YOUR OBJECTIVE: Every line with the string "styles" must be copied from the entries below.

Data records for software interfaces

┌────────

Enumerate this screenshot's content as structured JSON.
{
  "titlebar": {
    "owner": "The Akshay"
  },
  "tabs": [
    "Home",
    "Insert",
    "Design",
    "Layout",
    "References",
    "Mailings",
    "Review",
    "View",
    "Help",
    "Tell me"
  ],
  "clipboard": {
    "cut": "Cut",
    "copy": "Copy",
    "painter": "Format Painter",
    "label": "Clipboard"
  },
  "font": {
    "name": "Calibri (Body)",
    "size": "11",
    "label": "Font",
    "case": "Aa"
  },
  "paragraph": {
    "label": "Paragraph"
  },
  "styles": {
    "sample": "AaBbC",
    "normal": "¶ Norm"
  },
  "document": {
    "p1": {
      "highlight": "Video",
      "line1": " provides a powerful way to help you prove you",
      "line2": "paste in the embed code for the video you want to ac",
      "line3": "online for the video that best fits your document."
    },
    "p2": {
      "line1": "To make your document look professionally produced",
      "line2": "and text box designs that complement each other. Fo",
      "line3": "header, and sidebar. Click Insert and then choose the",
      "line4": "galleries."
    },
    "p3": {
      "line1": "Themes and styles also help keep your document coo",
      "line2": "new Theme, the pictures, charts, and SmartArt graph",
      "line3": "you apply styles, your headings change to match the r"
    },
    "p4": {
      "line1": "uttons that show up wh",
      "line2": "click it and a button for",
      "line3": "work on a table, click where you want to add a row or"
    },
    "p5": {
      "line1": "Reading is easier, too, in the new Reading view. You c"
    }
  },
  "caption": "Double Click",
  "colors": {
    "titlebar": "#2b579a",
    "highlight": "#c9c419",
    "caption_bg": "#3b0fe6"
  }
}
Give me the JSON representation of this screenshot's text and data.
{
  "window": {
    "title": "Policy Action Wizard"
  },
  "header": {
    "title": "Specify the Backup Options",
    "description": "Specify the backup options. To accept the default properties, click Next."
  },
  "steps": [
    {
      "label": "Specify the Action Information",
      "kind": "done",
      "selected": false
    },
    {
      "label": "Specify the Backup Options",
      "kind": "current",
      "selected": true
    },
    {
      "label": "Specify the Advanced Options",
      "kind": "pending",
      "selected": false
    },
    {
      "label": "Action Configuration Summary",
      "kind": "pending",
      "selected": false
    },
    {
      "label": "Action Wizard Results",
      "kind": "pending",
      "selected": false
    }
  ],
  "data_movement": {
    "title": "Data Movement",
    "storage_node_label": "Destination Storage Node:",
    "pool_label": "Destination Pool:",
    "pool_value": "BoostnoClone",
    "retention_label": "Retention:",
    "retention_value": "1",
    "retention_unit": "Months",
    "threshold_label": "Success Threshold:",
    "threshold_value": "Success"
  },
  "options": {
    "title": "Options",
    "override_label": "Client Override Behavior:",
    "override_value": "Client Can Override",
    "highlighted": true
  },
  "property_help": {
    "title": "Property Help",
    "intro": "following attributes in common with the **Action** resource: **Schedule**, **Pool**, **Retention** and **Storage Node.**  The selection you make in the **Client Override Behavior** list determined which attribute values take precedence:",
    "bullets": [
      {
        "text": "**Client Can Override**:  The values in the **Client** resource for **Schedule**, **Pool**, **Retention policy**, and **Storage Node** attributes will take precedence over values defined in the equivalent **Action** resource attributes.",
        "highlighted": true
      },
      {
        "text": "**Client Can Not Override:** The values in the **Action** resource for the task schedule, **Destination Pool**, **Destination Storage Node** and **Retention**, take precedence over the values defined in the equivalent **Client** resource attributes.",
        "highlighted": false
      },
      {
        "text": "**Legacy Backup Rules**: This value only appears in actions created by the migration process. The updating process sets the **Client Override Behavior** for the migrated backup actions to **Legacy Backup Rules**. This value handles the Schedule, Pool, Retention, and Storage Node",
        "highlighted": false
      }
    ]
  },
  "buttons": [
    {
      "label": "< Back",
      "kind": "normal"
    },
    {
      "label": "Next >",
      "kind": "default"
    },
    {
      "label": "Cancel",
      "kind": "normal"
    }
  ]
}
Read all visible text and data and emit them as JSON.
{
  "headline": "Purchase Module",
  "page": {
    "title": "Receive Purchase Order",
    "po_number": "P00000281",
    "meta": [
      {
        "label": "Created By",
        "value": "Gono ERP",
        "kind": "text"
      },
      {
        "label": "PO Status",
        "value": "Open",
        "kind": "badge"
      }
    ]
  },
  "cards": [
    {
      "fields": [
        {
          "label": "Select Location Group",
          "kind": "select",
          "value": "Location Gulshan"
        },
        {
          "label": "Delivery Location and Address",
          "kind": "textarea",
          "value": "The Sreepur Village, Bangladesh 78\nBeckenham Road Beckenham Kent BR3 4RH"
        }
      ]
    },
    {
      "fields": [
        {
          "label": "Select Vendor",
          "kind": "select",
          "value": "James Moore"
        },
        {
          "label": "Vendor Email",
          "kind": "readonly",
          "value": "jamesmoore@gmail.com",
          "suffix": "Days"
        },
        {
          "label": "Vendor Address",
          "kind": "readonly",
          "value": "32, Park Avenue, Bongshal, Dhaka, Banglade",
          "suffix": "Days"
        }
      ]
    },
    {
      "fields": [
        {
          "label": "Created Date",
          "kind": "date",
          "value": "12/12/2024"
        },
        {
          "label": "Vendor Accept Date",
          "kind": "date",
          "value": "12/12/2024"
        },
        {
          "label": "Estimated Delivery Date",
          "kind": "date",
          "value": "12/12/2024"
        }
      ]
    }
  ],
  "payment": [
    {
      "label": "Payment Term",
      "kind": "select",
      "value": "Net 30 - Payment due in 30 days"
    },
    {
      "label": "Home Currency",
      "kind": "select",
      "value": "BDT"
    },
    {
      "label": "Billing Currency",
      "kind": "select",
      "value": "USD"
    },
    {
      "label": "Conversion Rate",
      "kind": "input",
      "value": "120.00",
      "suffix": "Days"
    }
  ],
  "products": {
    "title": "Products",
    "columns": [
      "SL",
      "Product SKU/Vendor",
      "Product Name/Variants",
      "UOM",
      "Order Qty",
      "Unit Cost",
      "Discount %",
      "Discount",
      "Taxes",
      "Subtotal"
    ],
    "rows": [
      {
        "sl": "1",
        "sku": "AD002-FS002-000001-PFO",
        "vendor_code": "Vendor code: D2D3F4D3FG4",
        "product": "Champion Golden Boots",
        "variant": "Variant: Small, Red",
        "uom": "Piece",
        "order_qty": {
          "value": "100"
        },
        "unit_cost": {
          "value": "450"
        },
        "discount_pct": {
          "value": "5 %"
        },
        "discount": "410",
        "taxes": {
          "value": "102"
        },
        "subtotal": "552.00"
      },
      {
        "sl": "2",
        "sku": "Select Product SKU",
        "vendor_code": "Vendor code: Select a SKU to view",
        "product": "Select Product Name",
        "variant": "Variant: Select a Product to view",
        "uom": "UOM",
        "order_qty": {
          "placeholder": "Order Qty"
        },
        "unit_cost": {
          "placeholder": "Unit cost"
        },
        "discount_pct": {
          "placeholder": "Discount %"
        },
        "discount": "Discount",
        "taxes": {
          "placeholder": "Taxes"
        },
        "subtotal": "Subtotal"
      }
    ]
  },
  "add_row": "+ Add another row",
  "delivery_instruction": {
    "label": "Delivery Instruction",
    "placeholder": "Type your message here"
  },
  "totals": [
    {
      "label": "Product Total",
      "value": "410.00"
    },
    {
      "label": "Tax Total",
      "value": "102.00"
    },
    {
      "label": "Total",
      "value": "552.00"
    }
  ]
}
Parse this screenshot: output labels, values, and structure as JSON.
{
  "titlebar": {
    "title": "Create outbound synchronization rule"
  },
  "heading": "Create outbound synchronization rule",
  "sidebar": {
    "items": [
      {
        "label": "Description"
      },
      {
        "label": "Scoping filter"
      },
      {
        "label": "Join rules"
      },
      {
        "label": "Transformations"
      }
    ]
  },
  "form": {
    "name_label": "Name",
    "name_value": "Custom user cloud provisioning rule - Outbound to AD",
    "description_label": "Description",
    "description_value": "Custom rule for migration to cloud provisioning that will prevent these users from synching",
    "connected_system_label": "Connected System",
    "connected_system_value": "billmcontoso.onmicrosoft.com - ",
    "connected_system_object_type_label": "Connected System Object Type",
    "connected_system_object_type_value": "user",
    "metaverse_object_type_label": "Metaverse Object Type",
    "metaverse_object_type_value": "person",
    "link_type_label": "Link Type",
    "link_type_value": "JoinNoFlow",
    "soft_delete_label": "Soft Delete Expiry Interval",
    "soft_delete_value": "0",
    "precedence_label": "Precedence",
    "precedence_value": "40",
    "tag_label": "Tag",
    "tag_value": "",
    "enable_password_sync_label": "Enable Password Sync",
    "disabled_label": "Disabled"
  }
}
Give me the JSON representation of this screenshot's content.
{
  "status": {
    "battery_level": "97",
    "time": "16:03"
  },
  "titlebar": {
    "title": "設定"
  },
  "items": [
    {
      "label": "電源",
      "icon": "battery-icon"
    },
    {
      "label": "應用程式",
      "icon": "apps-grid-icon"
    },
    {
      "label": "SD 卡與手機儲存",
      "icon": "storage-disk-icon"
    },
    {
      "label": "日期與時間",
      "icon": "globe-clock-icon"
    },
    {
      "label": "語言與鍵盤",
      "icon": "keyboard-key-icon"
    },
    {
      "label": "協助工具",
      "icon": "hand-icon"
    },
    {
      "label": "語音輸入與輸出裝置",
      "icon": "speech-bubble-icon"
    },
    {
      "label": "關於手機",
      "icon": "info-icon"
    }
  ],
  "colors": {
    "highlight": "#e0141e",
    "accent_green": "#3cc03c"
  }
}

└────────

EXERCISE ANSWER:
  "styles": {
      "line1": "Themes and styles also help keep your document coo",
      "line3": "you apply styles, your headings change to match the r"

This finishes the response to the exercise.